tea tree oil: is a great natural remedy thanks to its antibacterial, anti-inflammatory and antimicrobial activity. it can fight 27 of the 32 strains of bacteria that cause pimples. however, do not use tea tree oil on its own as it’s too potent. we recommend finding a product that lists tea tree as an ingredient, but if using on its own, dilute 2-3 drops in combination with other oils/your moisturizer

 

oral medication & topical prescription strength products: this is a personal preference (not for me). while they’re more aggressive, they’re not a long-term solution. birth control pills and hormone medications such as spironolactone (a very popular one), can get the more severe cases of acne under control, however, they also come with side effects of their own. always do your research

what is the best professional treatment for hormonal acne?

the #1 treatment we recommend is a BBL acne photofacial. this cutting-edge treatment uses three different lights (blue, yellow and red) to deliver energy deep into your skin. the blue filter attacks the bacteria on the surface as well as in the sebaceous gland, the red filter reduces redness & inflammation, and the yellow filter helps stimulate collagen production as well as minimize sebaceous gland activity associated with oil production. it requires a series of treatments, which is determined by your skin type and severity. the photofacial for acne is different than sun damage, but this post will help you better understand what to expect from the treatment

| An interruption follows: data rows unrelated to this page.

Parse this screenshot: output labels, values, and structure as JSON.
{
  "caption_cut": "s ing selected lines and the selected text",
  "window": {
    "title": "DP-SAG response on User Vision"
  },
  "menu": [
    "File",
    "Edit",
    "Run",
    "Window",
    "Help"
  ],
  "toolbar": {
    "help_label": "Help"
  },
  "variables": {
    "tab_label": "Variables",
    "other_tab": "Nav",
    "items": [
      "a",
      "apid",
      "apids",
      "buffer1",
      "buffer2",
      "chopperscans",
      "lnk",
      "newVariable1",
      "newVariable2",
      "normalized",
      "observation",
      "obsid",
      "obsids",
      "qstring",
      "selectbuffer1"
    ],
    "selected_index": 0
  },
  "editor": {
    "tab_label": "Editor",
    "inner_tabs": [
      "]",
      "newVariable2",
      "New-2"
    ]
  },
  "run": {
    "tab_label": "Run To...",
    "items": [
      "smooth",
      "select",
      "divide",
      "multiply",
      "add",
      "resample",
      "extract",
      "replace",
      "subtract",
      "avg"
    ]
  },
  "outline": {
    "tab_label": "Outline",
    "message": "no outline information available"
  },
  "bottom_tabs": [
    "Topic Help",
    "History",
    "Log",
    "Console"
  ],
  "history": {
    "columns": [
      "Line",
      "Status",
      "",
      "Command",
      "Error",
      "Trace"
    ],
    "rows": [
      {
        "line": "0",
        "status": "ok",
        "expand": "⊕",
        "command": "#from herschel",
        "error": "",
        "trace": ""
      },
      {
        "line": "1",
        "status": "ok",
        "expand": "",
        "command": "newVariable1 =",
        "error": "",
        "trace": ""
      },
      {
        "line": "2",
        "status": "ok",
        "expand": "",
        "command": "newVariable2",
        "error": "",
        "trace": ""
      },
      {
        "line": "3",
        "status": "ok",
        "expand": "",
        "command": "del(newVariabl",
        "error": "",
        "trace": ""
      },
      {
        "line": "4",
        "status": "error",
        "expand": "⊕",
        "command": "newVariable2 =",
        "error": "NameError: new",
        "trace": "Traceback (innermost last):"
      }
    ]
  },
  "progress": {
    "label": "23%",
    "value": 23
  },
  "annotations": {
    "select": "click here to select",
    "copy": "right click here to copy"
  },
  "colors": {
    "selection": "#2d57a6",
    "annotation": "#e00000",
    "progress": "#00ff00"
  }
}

if the damage is already done, and you’re left with acne marks or scars, you can read how to best treat them here